Frattarola: The design products available today allow ideas to be prototyped and tested in real time, allowing us to gather customer feedback faster than ever before so that problems are resolved before large capital is spent on factory space, equipment, and tooling.
The world is now becoming globally connected to the IoT. Our factories and machines are connected, and we are connected with our customers. For example, a customer can place an order on Southco’s web store, which then automatically triggers an order that is retrieved automatically by a warehouse picking system and shipped within the same day.
We can monitor equipment capacity and efficiency globally, and when we run out of a product in one facility, we can route the orders to another location where we have capacity. This is the beauty of being part of a connected world. Some of our products offer connectivity as well.
Our customers are looking for access hardware that connects with their existing building security badges, smartphones, and biometric systems. We need to be able to quickly connect with these systems without adding cost for the customer.
For example, automakers want to use the same fob used for keyless door locking and ignition to open a locked glove box or rear access compartment within the vehicle. In datacenters, maintenance personnel must use the same user credentials to access the server cabinet they are servicing as they did to get into the building, with compliance regulations requiring an audit trail that records who accessed the equipment, when, and how long. These are all functions of our connected world.
Q: How do you see the future? How will products/solution evolve?
Frattarola: The future of design is wide open, and what is most exciting about this is that technology does not evolve in a linear fashion. It will continue to evolve exponentially; what is considered new today will quickly be replaced by amazing technology that we have not yet thought of or even anticipated a need for.

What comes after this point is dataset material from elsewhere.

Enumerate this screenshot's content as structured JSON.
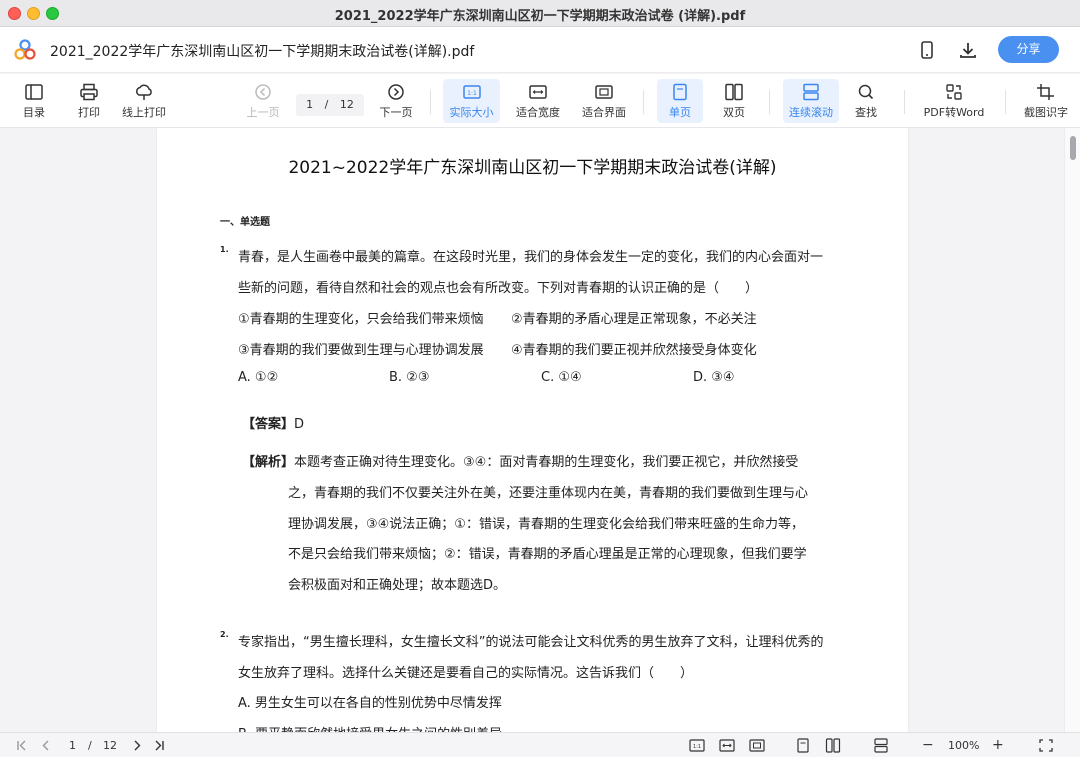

Companies that are slow to adapt will not be here in the next 100 years. Kodak, for example, invented the digital camera but could not let go of the legacy film business. Likewise, most people today take pictures on their smartphones, which has made the traditional camera almost obsolete for the common person.
Many companies get caught up in the present and neglect to look into the near future. As a privately held company, Southco has more freedom to think of long-term strategies. We have dedicated teams that look into technologies not yet in use today that could potentially benefit our company and customers tomorrow.
Q: What is the biggest hurdle engineers or manufacturers will face moving forward in the next decade?
Frattarola: The biggest hurdle facing engineers and manufacturers will be the challenge of being flexible and adaptable enough to keep up with the speed of technology and future changes. Those who cannot keep up will end up losing their market share.
Over the last 100 years, it took a lot of financing and capital to start a company. Today, all that’s needed is an internet connection and a great idea to create, market, and promote a new company start-up or product. It will be a challenge for older companies steeped in bureaucracy and red tape to keep up with that kind of speed and tolerance for failure. Attitudes of larger companies that have led the way in the last 100 years will have to change and adapt if they are to survive another 100 years.
Company culture and leadership is the best way to prepare for these hurdles. At Southco, we have never laid off a person due to implementation of a cobot, or automation of a process. We have been able to redirect our people to more challenging jobs and have trained them on new skills needed to use and operate the new technologies we are implementing. If manufacturers continue to do this, people will not be afraid of technology.
History has shown that new technology has always created more jobs that in many cases have paid better than the jobs that they replaced or eliminated. Manufacturers need to create a culture where their people will embrace and adapt to changes in technology rather than fear it.